Ghastlord of Fugue is another creature from the cycles of quintuple-hybrid guys in Shadowmoor and Eventide. Although not as immediately high-impact as the other two creatures, it still turns on the Gods, and can rip apart your opponent's hand if it gets the chance to attack.
With so many creatures giving you five devotion, I couldn't resist adding in a couple copies of Gray Merchant of Asphodel. The amount of life you can drain in this deck is absurd, with every Spirit Avatar you cast giving you five devotion to black. I also included Thoughtseize to give you something to cast before turn three and to protect you from cards that might kill you before you get your Gods online.
Although these decks are both black-based, the strategies they employ couldn't be more opposite. One fights with destruction, the other with indestructibility. One kills creatures and the other creates them. When the two clash, who know which will be victorious? There's only one way to find out.
Each side started with a land, and Butterfingers cast Apprentice Necromancer on turn two. Deification played a land and passed the turn, and Butterfingers passed back with no play. Deification cast Athreos, God of Passage and ended the turn.
Butterfingers cast Geralf's Messenger and passed the turn. Deification cast Erebos, God of the Dead and passed back. Butterfingers cast Entomb to find Bearer of the Heavens, then brought it back by sacrificing Apprentice Necromancer. Both creatures attacked, dropping Deification to 5, and Bearer of the Heavens was sacrificed at end of turn.
Deification cast Terminate on Geralf's Messenger, losing 2 life when it entered the battlefield again. At the beginning of the end step, Bearer of the Heavens destroyed all permanents.
Both players played lands for two turns, with Deification going to 2 from a Marsh Flats. Butterfingers cast Apprentice Necromancer, and Deification played a land and passed. Butterfingers sacrificed the Necromancer to bring back Geralf's Messenger and win the game.
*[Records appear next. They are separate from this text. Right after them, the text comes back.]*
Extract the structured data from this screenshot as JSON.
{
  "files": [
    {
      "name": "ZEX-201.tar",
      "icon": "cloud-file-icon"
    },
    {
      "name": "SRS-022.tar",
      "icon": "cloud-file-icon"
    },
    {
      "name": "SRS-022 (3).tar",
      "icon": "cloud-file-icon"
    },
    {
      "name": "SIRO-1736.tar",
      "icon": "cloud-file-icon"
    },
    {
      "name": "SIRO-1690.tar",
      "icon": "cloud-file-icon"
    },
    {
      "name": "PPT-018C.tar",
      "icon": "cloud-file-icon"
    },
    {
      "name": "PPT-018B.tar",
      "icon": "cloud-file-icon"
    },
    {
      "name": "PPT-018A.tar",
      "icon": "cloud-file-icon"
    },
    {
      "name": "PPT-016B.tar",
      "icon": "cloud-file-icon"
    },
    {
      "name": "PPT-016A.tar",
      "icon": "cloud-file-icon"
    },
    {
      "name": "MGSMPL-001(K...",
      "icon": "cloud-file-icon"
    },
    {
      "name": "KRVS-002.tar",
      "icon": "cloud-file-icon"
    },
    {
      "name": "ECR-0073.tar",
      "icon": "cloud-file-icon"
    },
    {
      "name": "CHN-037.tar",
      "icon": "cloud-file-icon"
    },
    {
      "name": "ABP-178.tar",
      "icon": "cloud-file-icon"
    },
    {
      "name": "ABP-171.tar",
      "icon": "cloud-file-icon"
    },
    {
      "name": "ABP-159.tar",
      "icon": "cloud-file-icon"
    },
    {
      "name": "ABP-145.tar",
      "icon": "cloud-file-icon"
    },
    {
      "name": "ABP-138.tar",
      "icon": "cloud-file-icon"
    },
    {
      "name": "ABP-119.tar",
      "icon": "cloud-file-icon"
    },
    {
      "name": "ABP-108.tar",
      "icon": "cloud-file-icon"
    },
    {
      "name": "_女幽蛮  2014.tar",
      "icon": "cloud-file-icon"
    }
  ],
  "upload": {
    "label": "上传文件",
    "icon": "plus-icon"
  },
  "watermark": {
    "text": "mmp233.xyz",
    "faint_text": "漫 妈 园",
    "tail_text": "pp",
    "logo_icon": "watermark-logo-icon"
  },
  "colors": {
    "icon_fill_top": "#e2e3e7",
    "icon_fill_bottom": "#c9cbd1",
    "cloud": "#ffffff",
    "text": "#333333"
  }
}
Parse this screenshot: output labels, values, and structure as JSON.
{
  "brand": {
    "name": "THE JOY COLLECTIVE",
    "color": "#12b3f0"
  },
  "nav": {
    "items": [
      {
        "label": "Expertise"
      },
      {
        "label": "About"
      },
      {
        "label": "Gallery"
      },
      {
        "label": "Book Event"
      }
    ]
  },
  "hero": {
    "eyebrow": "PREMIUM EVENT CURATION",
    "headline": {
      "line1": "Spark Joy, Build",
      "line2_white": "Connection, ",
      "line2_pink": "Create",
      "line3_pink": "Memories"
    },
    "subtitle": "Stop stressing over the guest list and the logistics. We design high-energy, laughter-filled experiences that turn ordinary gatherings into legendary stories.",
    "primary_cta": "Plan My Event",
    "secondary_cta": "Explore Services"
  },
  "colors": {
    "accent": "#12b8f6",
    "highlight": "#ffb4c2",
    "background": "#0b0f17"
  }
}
Deification played a land, and Butterfingers cast Entomb for Bearer of the Heavens. Deification played a land and passed again, and Butterfingers cast Butcher Ghoul before passing back. Deification paid 1 life to Mana Confluence to cast Pharika, God of Affliction.
Butcher Ghoul attacked for 1, and Butterfingers cast Apprentice Necromancer. Deification cast Erebos, God of the Dead. Butterfingers used Apprentice Necromancer to bring back Bearer of the Heavens and attack for 11.
Deification cast Gray Merchant of Asphodel, draining 4 life. Bearer of the Heavens destroyed all permanents, bringing back Butcher Ghoul with a +1/+1 counter. The Ghoul attacked for 2, and Deification paid a life for Verdant Catacombs, getting Overgrown Tomb.
Butcher Ghoul dropped Deification to 5, and Deification paid 1 to fetch up a Swamp. Butterfingers attacked for 2, but Pharika exiled Gray Merchant to make a Snake token with deathtouch. The creatures traded, but Butterfingers cast Necromancy to bring back Bearer of the Heavens from the graveyard. With no more creatures to make Snakes with, Deification died the following turn.
Reach for the Stars
Next week, I'll be exploring constellation from Journey into Nyx with a pair of decks that take the mechanic to absurd places. Almost anything that triggers whenever a card enters the battlefield can be abused in a combo of some sort, so there are quite a few options here. Check back next week to see what I come up with.
Also, in case you missed last week's article, I've created a little challenge for myself. To read about the challenge, check out the end of the article here and make sure to vote in the poll, since it's probably the single greatest poll of all time. The voting will be open until the end of the Prerelease, and be sure to look for my article in two weeks to see the results. See ya!
Mike Cannon signed on to write From the Lab at the end of 2012. An ardent casual player and lover of bizarre synergies, he'll be bringing you a selection of crazy combo decks every Monday.